The data:
================================
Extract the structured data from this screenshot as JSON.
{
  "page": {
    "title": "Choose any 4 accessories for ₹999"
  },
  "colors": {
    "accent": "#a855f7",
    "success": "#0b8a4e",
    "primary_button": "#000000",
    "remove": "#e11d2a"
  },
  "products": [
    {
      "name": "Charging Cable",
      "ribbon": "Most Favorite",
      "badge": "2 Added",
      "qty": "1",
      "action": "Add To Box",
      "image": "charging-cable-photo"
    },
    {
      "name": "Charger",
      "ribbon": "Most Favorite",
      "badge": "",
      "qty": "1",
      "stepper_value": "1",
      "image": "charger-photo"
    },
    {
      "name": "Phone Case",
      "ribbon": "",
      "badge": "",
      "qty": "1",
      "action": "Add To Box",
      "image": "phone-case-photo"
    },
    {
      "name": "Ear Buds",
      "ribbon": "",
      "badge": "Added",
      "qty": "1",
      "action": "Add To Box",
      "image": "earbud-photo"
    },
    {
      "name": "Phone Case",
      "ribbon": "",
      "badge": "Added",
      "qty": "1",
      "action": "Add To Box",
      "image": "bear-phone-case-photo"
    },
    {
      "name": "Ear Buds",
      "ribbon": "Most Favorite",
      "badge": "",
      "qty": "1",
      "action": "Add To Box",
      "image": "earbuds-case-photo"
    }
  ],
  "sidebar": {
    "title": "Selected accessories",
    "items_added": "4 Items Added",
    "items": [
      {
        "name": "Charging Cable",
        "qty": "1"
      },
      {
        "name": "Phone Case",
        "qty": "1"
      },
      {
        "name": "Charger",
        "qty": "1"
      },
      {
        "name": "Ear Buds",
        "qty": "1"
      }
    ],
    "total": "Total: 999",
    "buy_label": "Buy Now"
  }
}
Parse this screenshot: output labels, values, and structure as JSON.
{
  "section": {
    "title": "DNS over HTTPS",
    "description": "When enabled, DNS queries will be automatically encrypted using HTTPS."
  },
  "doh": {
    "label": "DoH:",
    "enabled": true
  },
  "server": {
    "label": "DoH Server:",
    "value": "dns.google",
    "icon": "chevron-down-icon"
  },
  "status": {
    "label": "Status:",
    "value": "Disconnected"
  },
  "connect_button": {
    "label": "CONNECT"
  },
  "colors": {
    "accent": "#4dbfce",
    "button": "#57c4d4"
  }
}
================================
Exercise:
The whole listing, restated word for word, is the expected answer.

The answer:
Extract the structured data from this screenshot as JSON.
{
  "page": {
    "title": "Choose any 4 accessories for ₹999"
  },
  "colors": {
    "accent": "#a855f7",
    "success": "#0b8a4e",
    "primary_button": "#000000",
    "remove": "#e11d2a"
  },
  "products": [
    {
      "name": "Charging Cable",
      "ribbon": "Most Favorite",
      "badge": "2 Added",
      "qty": "1",
      "action": "Add To Box",
      "image": "charging-cable-photo"
    },
    {
      "name": "Charger",
      "ribbon": "Most Favorite",
      "badge": "",
      "qty": "1",
      "stepper_value": "1",
      "image": "charger-photo"
    },
    {
      "name": "Phone Case",
      "ribbon": "",
      "badge": "",
      "qty": "1",
      "action": "Add To Box",
      "image": "phone-case-photo"
    },
    {
      "name": "Ear Buds",
      "ribbon": "",
      "badge": "Added",
      "qty": "1",
      "action": "Add To Box",
      "image": "earbud-photo"
    },
    {
      "name": "Phone Case",
      "ribbon": "",
      "badge": "Added",
      "qty": "1",
      "action": "Add To Box",
      "image": "bear-phone-case-photo"
    },
    {
      "name": "Ear Buds",
      "ribbon": "Most Favorite",
      "badge": "",
      "qty": "1",
      "action": "Add To Box",
      "image": "earbuds-case-photo"
    }
  ],
  "sidebar": {
    "title": "Selected accessories",
    "items_added": "4 Items Added",
    "items": [
      {
        "name": "Charging Cable",
        "qty": "1"
      },
      {
        "name": "Phone Case",
        "qty": "1"
      },
      {
        "name": "Charger",
        "qty": "1"
      },
      {
        "name": "Ear Buds",
        "qty": "1"
      }
    ],
    "total": "Total: 999",
    "buy_label": "Buy Now"
  }
}
Parse this screenshot: output labels, values, and structure as JSON.
{
  "section": {
    "title": "DNS over HTTPS",
    "description": "When enabled, DNS queries will be automatically encrypted using HTTPS."
  },
  "doh": {
    "label": "DoH:",
    "enabled": true
  },
  "server": {
    "label": "DoH Server:",
    "value": "dns.google",
    "icon": "chevron-down-icon"
  },
  "status": {
    "label": "Status:",
    "value": "Disconnected"
  },
  "connect_button": {
    "label": "CONNECT"
  },
  "colors": {
    "accent": "#4dbfce",
    "button": "#57c4d4"
  }
}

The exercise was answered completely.